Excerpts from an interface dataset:
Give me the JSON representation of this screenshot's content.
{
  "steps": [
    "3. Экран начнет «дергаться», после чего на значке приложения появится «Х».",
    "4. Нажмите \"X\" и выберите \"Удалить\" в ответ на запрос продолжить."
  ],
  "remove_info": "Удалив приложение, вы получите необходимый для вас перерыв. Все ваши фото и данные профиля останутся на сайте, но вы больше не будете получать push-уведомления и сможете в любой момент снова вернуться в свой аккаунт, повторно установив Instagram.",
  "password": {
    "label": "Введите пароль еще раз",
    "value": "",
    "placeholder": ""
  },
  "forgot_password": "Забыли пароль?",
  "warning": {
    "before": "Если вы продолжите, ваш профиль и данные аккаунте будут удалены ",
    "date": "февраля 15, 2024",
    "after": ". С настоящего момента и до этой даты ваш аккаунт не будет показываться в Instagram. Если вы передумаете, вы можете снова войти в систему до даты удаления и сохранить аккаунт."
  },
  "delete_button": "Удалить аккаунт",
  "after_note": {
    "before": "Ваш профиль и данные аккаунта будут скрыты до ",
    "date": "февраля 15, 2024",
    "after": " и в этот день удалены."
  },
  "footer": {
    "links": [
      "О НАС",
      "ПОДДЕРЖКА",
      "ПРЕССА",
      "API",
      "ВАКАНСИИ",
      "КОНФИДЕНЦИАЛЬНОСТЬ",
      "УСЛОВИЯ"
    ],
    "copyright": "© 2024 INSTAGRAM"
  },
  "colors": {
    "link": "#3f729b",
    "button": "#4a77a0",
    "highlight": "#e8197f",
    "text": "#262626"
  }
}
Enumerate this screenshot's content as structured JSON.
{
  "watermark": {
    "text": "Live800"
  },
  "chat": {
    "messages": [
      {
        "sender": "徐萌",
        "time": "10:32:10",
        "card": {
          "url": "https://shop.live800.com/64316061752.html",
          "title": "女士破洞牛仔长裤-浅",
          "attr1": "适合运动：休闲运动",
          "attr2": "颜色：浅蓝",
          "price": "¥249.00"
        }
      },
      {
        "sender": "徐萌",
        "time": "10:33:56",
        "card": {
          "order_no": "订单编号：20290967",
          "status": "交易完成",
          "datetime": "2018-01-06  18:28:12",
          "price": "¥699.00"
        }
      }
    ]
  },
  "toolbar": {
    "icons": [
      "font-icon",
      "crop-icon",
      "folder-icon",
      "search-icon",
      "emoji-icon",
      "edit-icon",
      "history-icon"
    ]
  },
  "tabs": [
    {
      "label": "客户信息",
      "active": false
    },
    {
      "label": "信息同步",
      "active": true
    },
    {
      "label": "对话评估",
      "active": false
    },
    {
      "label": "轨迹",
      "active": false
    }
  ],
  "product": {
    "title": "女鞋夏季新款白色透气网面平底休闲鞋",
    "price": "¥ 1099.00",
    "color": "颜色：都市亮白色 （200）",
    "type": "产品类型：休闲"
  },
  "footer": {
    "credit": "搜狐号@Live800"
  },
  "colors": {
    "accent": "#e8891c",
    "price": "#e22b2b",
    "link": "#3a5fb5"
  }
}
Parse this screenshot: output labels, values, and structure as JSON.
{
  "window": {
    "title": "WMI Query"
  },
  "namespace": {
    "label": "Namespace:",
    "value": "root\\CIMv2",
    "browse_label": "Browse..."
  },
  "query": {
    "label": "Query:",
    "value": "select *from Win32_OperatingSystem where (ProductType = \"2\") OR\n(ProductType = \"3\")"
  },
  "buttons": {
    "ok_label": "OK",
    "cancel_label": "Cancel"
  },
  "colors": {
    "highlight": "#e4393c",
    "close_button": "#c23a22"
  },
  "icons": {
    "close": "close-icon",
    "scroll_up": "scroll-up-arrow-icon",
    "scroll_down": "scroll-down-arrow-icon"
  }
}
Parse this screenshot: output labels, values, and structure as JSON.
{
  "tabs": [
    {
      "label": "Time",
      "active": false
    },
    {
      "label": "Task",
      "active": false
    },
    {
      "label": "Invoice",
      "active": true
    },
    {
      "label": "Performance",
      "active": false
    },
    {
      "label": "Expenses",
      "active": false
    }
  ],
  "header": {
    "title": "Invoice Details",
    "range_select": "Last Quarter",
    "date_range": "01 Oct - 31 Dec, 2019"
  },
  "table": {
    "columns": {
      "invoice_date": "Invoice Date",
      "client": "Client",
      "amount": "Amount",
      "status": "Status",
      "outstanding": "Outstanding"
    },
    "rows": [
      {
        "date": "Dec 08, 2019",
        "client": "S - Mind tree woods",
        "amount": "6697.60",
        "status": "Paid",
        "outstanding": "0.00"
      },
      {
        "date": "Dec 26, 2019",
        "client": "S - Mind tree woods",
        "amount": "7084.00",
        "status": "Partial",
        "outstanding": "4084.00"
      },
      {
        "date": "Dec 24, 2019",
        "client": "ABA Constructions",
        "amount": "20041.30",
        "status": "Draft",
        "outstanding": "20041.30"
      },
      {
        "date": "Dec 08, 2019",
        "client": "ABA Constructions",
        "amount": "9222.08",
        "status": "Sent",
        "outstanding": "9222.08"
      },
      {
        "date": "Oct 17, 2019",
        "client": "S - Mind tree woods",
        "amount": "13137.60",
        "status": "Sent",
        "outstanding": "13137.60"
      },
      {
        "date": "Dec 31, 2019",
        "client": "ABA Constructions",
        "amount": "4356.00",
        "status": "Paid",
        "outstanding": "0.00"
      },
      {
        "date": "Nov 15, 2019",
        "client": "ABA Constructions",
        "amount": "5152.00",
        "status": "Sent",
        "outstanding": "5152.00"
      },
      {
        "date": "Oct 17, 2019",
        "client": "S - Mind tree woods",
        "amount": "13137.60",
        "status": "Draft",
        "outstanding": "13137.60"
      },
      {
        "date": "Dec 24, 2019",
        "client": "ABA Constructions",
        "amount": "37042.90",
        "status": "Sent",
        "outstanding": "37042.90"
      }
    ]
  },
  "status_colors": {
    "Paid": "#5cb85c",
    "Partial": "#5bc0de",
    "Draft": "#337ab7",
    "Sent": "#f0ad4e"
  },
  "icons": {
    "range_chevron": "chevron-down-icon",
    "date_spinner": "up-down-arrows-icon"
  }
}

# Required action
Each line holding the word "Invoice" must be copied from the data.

# Worked solution
      "label": "Invoice",
    "title": "Invoice Details",
      "invoice_date": "Invoice Date",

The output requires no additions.